England is the birthplace of true shorthand, and the art has had its entire growth and development to its present high state of perfection among English-speaking peoples, without any assistance from the outside. Neither Germany nor France has contributed anything of importance toward stenographic improvement, although each of these countries has produced shorthand systems of some merit. By true shorthand is meant shorthand that is written with an alphabet composed of geometrical lines variously distinguished. The earliest example of such an alphabet is that of John Willis, published in 1602. Previous to that there were the systems of Timothy Bright (1588) and Peter Bales (1590), but as these were based on the idea of using arbitrary signs for whole words, each of which had to be memorized by itself, the systems were impracticable and are not entitled to be called shorthand. And yet, strange to say, Webster's definition of "stenography" is only applicable to the useless creations of Bright and Bales ! The alphabet of John Willis was very crude and imperfect, but it was the first step in the right direction. During the rest of the seventeenth century very little progress was made until near the end. Ten different systems were published, none of which is worthy of special mention except Shelton's (1641), and this only as being the shorthand in which the celebrated Pepys Diary was written.
The most distinguished shorthand writer of the seventeenth century was William Mason. His works were issued in 1672, 1682, and 1707. Mason's alphabet was adopted by Thomas Gurney in 1753 ; and the Mason-Gurney system is still much used in England, and two of the best shorthand writers in the courts of the city of New York to-day write that system. From Mason down to the invention of Phonography (1837-40) there were published some seventy-five different systems, among which are those of Macaulay (1747), which is the basis of the Scovil system, Angell (1758), the author of which, as related by Boswell, called on Dr. Johnson one day, and, claiming that he could write as fast as a person could read, the doctor reached for a book, began reading, and soon knocked the boasting stenographer out ! Then follow the meritorious systems of Byrom (1767), Taylor (17S6), whose system has been pirated more than any other except possibly the present author's, Mavor (1789), Lewis(1815), and Moat (1834). The system of William Tiffin (1750) is worthy of remark as being the first phonetic system.

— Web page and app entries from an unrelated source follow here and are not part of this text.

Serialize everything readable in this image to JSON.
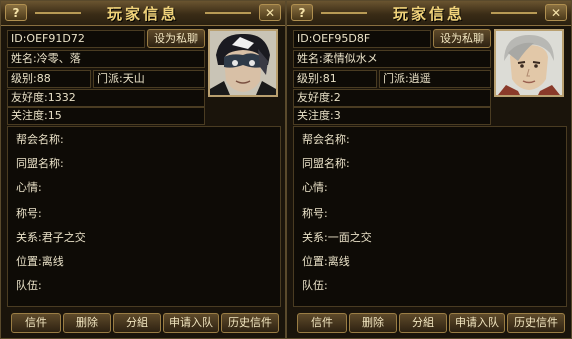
{
  "title": "玩家信息",
  "help_glyph": "?",
  "close_glyph": "✕",
  "private_chat_label": "设为私聊",
  "labels": {
    "id": "ID:",
    "name": "姓名:",
    "level": "级别:",
    "sect": "门派:",
    "friendliness": "友好度:",
    "attention": "关注度:",
    "guild": "帮会名称:",
    "alliance": "同盟名称:",
    "mood": "心情:",
    "nickname": "称号:",
    "relation": "关系:",
    "location": "位置:",
    "team": "队伍:"
  },
  "buttons": {
    "mail": "信件",
    "delete": "删除",
    "group": "分組",
    "apply_team": "申请入队",
    "history_mail": "历史信件"
  },
  "players": [
    {
      "id": "OEF91D72",
      "name": "冷零、落",
      "level": "88",
      "sect": "天山",
      "friendliness": "1332",
      "attention": "15",
      "guild": "",
      "alliance": "",
      "mood": "",
      "nickname": "",
      "relation": "君子之交",
      "location": "离线",
      "team": ""
    },
    {
      "id": "OEF95D8F",
      "name": "柔情似水メ",
      "level": "81",
      "sect": "逍遥",
      "friendliness": "2",
      "attention": "3",
      "guild": "",
      "alliance": "",
      "mood": "",
      "nickname": "",
      "relation": "一面之交",
      "location": "离线",
      "team": ""
    }
  ]
}
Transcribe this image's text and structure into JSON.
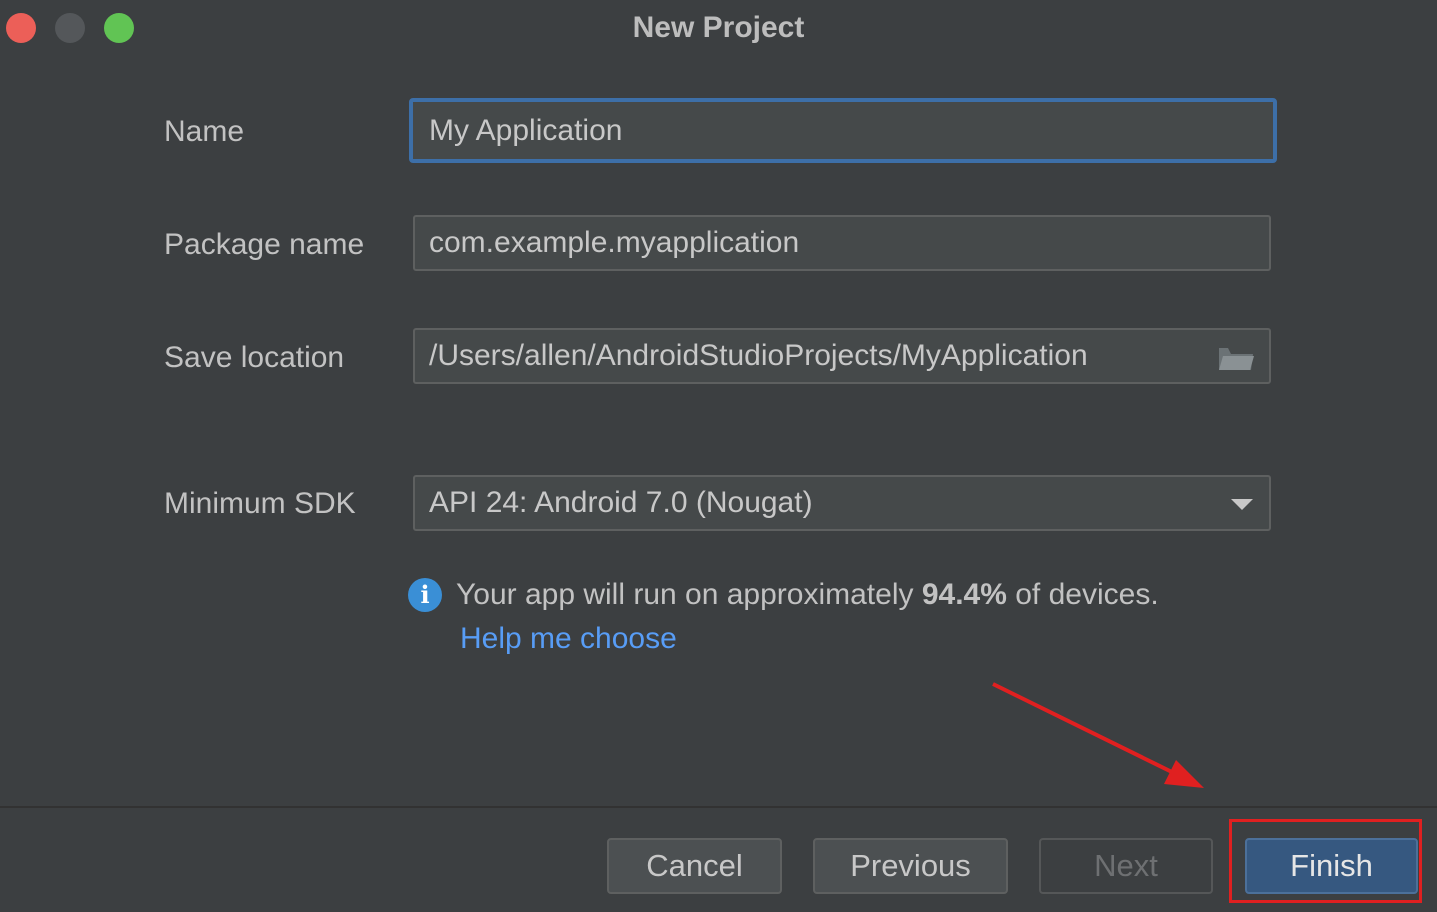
{
  "window": {
    "title": "New Project"
  },
  "form": {
    "name": {
      "label": "Name",
      "value": "My Application"
    },
    "package": {
      "label": "Package name",
      "value": "com.example.myapplication"
    },
    "location": {
      "label": "Save location",
      "value": "/Users/allen/AndroidStudioProjects/MyApplication",
      "icon": "folder-icon"
    },
    "min_sdk": {
      "label": "Minimum SDK",
      "value": "API 24: Android 7.0 (Nougat)",
      "icon": "chevron-down-icon"
    }
  },
  "info": {
    "icon": "info-icon",
    "text_before": "Your app will run on approximately ",
    "percent": "94.4%",
    "text_after": " of devices.",
    "help_link": "Help me choose"
  },
  "buttons": {
    "cancel": "Cancel",
    "previous": "Previous",
    "next": "Next",
    "finish": "Finish"
  },
  "colors": {
    "accent": "#365880",
    "focus_border": "#3d6fa8",
    "link": "#589df6",
    "annotation": "#e02020"
  }
}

The order of his vowels was substantially the same as ours, namely, ah ă, ā ĕ, ē ǐ, aw ŏ, ō,ŭ, oo, oo, e (in earth). Most of the writers of the early shorthand text-books claimed that their systems were '' adapted to the meanest capacities."
Isaac Pitman's first shorthand publication, Stenographic Sound-Hand, was published in 1837. Phonography, the alphabet and some of the abbreviating principles of which were the invention of Isaac Pitman, was first published in 1840. Mr. Pitman was not a practical shorthand reporter, and the system through the first six "editions'' was exceedingly crude and contained many absurdities. But, aided by the suggestions of many practical writers, both in England and the United States, by the year 1852 Mr. Pitman was able to publish the " Ninth Edition," which was by far the best system of shorthand then known. But after that time Mr. Pitman retrograded in his productions, and the work of improving the system was taken up in the United States. Ben Pitman continued to publish the "Ninth Edition" at Cincinnati; Andrew J. Graham issued his Handbook, based on the " Ninth Edition," in 1859 ; in 1866 the present author published the Complete Phonographer, which was a work of phonographic simplification, and a revision of it in 1877, and in 1898 the Art of Phonography was brought out.
The shorthand of the time of Cicero, by means of which, according to Plutarch, one of the orations of Cato the Younger was preserved, was a scheme of abbreviated longhand combined with a great number of arbitrary characters for words. It was not at all like English shorthand.